Robert not only built up his own businesses in America but also held other administrative roles: having been involved in the creation of the First National Bank, he became a director in 1890 and a vice-president in 1901: he was one time township auditor, treasurer of the Building and Loan Association of Delta and treasurer of Estraleon (Masonic) Lodge, No. 176, A. F. & A. M. All this and more despite a paucity of formal education and, although he never sought political office, as his stature in the community rose, so did his Republican influence.
Like his brother John, Robert settled in West Bangor where he worked as a labourer in slate quarries until 1862. The 1886 Biography tells us he first worked for a Philadelphia company and then for John Humphrey, a quarry owner, neighbour and a fellow Welshman.
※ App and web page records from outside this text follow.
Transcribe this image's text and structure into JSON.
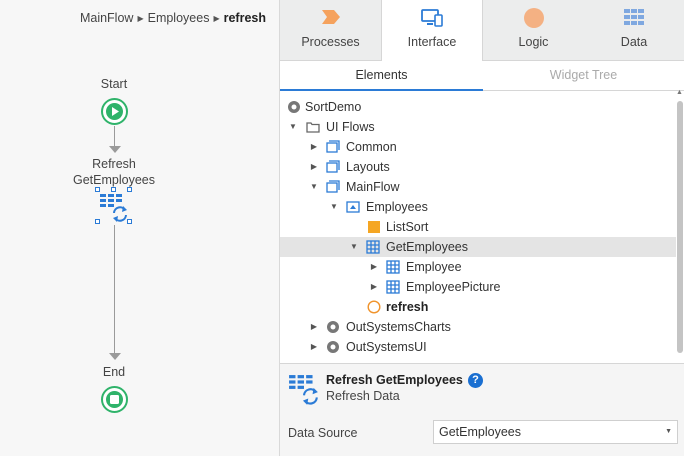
{
  "breadcrumb": {
    "items": [
      "MainFlow",
      "Employees"
    ],
    "current": "refresh"
  },
  "flow": {
    "start_label": "Start",
    "action_label_line1": "Refresh",
    "action_label_line2": "GetEmployees",
    "end_label": "End"
  },
  "main_tabs": [
    {
      "label": "Processes",
      "icon": "process-chevron-icon"
    },
    {
      "label": "Interface",
      "icon": "monitor-icon",
      "active": true
    },
    {
      "label": "Logic",
      "icon": "logic-circle-icon"
    },
    {
      "label": "Data",
      "icon": "data-grid-icon"
    }
  ],
  "sub_tabs": {
    "elements": "Elements",
    "widget_tree": "Widget Tree"
  },
  "tree": [
    {
      "label": "SortDemo",
      "icon": "module-icon",
      "depth": 0,
      "expanded": null
    },
    {
      "label": "UI Flows",
      "icon": "folder-icon",
      "depth": 0,
      "expanded": true
    },
    {
      "label": "Common",
      "icon": "flow-icon",
      "depth": 1,
      "expanded": false
    },
    {
      "label": "Layouts",
      "icon": "flow-icon",
      "depth": 1,
      "expanded": false
    },
    {
      "label": "MainFlow",
      "icon": "flow-icon",
      "depth": 1,
      "expanded": true
    },
    {
      "label": "Employees",
      "icon": "screen-icon",
      "depth": 2,
      "expanded": true
    },
    {
      "label": "ListSort",
      "icon": "widget-icon",
      "depth": 3,
      "expanded": null
    },
    {
      "label": "GetEmployees",
      "icon": "aggregate-icon",
      "depth": 3,
      "expanded": true,
      "selected": true
    },
    {
      "label": "Employee",
      "icon": "entity-icon",
      "depth": 4,
      "expanded": false
    },
    {
      "label": "EmployeePicture",
      "icon": "entity-icon",
      "depth": 4,
      "expanded": false
    },
    {
      "label": "refresh",
      "icon": "action-circle-icon",
      "depth": 3,
      "expanded": null,
      "bold": true
    },
    {
      "label": "OutSystemsCharts",
      "icon": "module-icon",
      "depth": 1,
      "expanded": false
    },
    {
      "label": "OutSystemsUI",
      "icon": "module-icon",
      "depth": 1,
      "expanded": false
    }
  ],
  "properties": {
    "title": "Refresh GetEmployees",
    "subtitle": "Refresh Data",
    "data_source_label": "Data Source",
    "data_source_value": "GetEmployees"
  },
  "colors": {
    "accent_blue": "#2b7bd6",
    "start_green": "#2fb36a",
    "process_orange": "#f5a25d",
    "logic_orange": "#f4b183",
    "selection_grey": "#e4e4e4"
  }
}
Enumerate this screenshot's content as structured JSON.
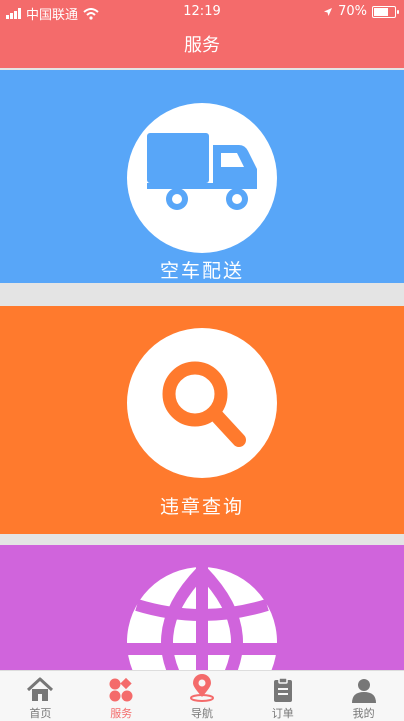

As stated earlier, information about Robert clearly shows that he was a man of principal and one who cared about the lot of his fellow men. When the American Civil War broke out a year after his arrival in America, it was almost inevitable that he would join the fight to abolish slavery. He enlisted in Company A, Third Pennsylvania Heavy Artillery, 152nd Regiment, and served until June 14, 1865.
During the last eighteen months his company was on the gun-boat Shrapnel. He was never on the sick list nor lost a day from duty. He was discharged with the rank of first sergeant at Camp Hamilton, Va., and returned to West Bangor, where he resumed work at his old place, and continued so employed until 1871, when he became associated with four partners in operating a quarry. [1886 Biography]He was 5’ 9" tall and had light hair and blue eyes. He was promoted from private to sergeant on 1 January 1865.
3rd Reg. Heavy Artillery (152nd Volunteers)
was organised on 17 February 1863, and ordered to Fortress Monroe, VA, which was its HQ during the war. Detachments of Robert’s company saw action in several locations. From late March, 1865, Robert served on the well armed gunboat Shrapnel which continually patrolled the Neuse River to protect Government vessels conveying supplies to Kinston, NC, for the army of General Sherman. The
adds that Shrapnel’s role was
artillery duty, doing picket and scouting service in Virginia and North Carolina and that Robert was honourably discharged at Fortress Monroe, Va., on 14 June 1865.
When Robert returned from the war he resumed his work in the slate quarries of West Bangor, still as an employee.